---------- Task data

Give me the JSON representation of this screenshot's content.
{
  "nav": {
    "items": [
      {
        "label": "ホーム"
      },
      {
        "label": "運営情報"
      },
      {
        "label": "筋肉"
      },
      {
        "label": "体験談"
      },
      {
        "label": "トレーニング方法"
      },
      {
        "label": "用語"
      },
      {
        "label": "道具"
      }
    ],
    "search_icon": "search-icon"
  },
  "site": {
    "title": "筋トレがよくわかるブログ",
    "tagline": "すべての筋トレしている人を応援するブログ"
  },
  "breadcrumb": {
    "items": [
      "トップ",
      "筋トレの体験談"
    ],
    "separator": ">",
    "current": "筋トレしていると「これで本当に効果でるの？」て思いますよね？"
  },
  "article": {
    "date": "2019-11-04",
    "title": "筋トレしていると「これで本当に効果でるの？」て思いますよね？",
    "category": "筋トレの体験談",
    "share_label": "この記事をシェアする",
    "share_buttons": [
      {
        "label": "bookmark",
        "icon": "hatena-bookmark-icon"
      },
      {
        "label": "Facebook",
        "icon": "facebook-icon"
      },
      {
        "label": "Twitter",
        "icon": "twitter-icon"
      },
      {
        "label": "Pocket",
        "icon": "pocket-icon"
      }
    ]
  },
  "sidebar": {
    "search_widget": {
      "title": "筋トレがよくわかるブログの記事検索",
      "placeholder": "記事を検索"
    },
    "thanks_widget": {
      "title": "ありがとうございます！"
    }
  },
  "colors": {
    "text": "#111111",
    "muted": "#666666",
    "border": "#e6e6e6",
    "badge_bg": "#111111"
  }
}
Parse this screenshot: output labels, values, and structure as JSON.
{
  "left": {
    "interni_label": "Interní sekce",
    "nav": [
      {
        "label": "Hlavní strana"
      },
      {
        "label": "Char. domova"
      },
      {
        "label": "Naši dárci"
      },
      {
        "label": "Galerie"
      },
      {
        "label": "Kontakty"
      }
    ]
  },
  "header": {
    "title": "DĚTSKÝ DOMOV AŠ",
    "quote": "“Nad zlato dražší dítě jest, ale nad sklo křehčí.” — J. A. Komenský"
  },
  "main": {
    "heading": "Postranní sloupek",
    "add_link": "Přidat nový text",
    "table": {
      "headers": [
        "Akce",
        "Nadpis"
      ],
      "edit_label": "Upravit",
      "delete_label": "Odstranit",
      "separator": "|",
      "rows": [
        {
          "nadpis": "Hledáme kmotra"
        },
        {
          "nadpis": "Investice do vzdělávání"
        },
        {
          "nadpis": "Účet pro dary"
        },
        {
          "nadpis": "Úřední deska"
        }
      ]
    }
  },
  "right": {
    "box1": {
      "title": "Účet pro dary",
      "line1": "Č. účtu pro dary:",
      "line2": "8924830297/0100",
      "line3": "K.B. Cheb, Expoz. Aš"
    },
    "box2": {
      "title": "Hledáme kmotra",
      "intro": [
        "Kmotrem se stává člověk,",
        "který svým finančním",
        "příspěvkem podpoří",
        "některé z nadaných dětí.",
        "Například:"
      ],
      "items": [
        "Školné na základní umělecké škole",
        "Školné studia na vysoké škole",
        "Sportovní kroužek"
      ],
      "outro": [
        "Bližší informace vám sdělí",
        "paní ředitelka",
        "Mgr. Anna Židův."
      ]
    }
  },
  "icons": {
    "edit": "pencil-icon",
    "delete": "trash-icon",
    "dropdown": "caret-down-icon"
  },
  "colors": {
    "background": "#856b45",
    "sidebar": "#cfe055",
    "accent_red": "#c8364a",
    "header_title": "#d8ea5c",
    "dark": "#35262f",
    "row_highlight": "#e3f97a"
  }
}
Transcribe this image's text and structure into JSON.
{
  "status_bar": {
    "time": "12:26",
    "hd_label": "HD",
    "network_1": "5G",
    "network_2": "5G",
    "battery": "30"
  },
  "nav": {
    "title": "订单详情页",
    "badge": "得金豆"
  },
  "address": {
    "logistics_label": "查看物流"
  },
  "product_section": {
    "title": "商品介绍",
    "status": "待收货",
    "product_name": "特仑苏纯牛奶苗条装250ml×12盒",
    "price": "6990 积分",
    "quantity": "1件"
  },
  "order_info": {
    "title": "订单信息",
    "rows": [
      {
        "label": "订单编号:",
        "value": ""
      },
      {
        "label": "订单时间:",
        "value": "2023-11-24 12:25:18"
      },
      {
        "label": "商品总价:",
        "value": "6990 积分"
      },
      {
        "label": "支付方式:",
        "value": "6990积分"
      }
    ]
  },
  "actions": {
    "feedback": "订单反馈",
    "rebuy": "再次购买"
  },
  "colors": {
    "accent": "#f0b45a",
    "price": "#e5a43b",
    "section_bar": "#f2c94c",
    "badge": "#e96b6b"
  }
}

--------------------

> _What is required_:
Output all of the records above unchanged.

> _Result of this exercise_:
Give me the JSON representation of this screenshot's content.
{
  "nav": {
    "items": [
      {
        "label": "ホーム"
      },
      {
        "label": "運営情報"
      },
      {
        "label": "筋肉"
      },
      {
        "label": "体験談"
      },
      {
        "label": "トレーニング方法"
      },
      {
        "label": "用語"
      },
      {
        "label": "道具"
      }
    ],
    "search_icon": "search-icon"
  },
  "site": {
    "title": "筋トレがよくわかるブログ",
    "tagline": "すべての筋トレしている人を応援するブログ"
  },
  "breadcrumb": {
    "items": [
      "トップ",
      "筋トレの体験談"
    ],
    "separator": ">",
    "current": "筋トレしていると「これで本当に効果でるの？」て思いますよね？"
  },
  "article": {
    "date": "2019-11-04",
    "title": "筋トレしていると「これで本当に効果でるの？」て思いますよね？",
    "category": "筋トレの体験談",
    "share_label": "この記事をシェアする",
    "share_buttons": [
      {
        "label": "bookmark",
        "icon": "hatena-bookmark-icon"
      },
      {
        "label": "Facebook",
        "icon": "facebook-icon"
      },
      {
        "label": "Twitter",
        "icon": "twitter-icon"
      },
      {
        "label": "Pocket",
        "icon": "pocket-icon"
      }
    ]
  },
  "sidebar": {
    "search_widget": {
      "title": "筋トレがよくわかるブログの記事検索",
      "placeholder": "記事を検索"
    },
    "thanks_widget": {
      "title": "ありがとうございます！"
    }
  },
  "colors": {
    "text": "#111111",
    "muted": "#666666",
    "border": "#e6e6e6",
    "badge_bg": "#111111"
  }
}
Parse this screenshot: output labels, values, and structure as JSON.
{
  "left": {
    "interni_label": "Interní sekce",
    "nav": [
      {
        "label": "Hlavní strana"
      },
      {
        "label": "Char. domova"
      },
      {
        "label": "Naši dárci"
      },
      {
        "label": "Galerie"
      },
      {
        "label": "Kontakty"
      }
    ]
  },
  "header": {
    "title": "DĚTSKÝ DOMOV AŠ",
    "quote": "“Nad zlato dražší dítě jest, ale nad sklo křehčí.” — J. A. Komenský"
  },
  "main": {
    "heading": "Postranní sloupek",
    "add_link": "Přidat nový text",
    "table": {
      "headers": [
        "Akce",
        "Nadpis"
      ],
      "edit_label": "Upravit",
      "delete_label": "Odstranit",
      "separator": "|",
      "rows": [
        {
          "nadpis": "Hledáme kmotra"
        },
        {
          "nadpis": "Investice do vzdělávání"
        },
        {
          "nadpis": "Účet pro dary"
        },
        {
          "nadpis": "Úřední deska"
        }
      ]
    }
  },
  "right": {
    "box1": {
      "title": "Účet pro dary",
      "line1": "Č. účtu pro dary:",
      "line2": "8924830297/0100",
      "line3": "K.B. Cheb, Expoz. Aš"
    },
    "box2": {
      "title": "Hledáme kmotra",
      "intro": [
        "Kmotrem se stává člověk,",
        "který svým finančním",
        "příspěvkem podpoří",
        "některé z nadaných dětí.",
        "Například:"
      ],
      "items": [
        "Školné na základní umělecké škole",
        "Školné studia na vysoké škole",
        "Sportovní kroužek"
      ],
      "outro": [
        "Bližší informace vám sdělí",
        "paní ředitelka",
        "Mgr. Anna Židův."
      ]
    }
  },
  "icons": {
    "edit": "pencil-icon",
    "delete": "trash-icon",
    "dropdown": "caret-down-icon"
  },
  "colors": {
    "background": "#856b45",
    "sidebar": "#cfe055",
    "accent_red": "#c8364a",
    "header_title": "#d8ea5c",
    "dark": "#35262f",
    "row_highlight": "#e3f97a"
  }
}
Transcribe this image's text and structure into JSON.
{
  "status_bar": {
    "time": "12:26",
    "hd_label": "HD",
    "network_1": "5G",
    "network_2": "5G",
    "battery": "30"
  },
  "nav": {
    "title": "订单详情页",
    "badge": "得金豆"
  },
  "address": {
    "logistics_label": "查看物流"
  },
  "product_section": {
    "title": "商品介绍",
    "status": "待收货",
    "product_name": "特仑苏纯牛奶苗条装250ml×12盒",
    "price": "6990 积分",
    "quantity": "1件"
  },
  "order_info": {
    "title": "订单信息",
    "rows": [
      {
        "label": "订单编号:",
        "value": ""
      },
      {
        "label": "订单时间:",
        "value": "2023-11-24 12:25:18"
      },
      {
        "label": "商品总价:",
        "value": "6990 积分"
      },
      {
        "label": "支付方式:",
        "value": "6990积分"
      }
    ]
  },
  "actions": {
    "feedback": "订单反馈",
    "rebuy": "再次购买"
  },
  "colors": {
    "accent": "#f0b45a",
    "price": "#e5a43b",
    "section_bar": "#f2c94c",
    "badge": "#e96b6b"
  }
}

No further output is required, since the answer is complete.